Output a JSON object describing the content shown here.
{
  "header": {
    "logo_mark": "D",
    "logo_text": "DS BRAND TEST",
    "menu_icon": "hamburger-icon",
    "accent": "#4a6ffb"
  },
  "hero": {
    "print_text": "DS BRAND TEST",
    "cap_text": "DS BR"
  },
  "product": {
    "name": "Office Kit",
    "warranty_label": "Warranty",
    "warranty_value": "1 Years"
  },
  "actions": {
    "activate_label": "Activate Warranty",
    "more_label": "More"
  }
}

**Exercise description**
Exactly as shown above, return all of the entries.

**Exercise response**
Output a JSON object describing the content shown here.
{
  "header": {
    "logo_mark": "D",
    "logo_text": "DS BRAND TEST",
    "menu_icon": "hamburger-icon",
    "accent": "#4a6ffb"
  },
  "hero": {
    "print_text": "DS BRAND TEST",
    "cap_text": "DS BR"
  },
  "product": {
    "name": "Office Kit",
    "warranty_label": "Warranty",
    "warranty_value": "1 Years"
  },
  "actions": {
    "activate_label": "Activate Warranty",
    "more_label": "More"
  }
}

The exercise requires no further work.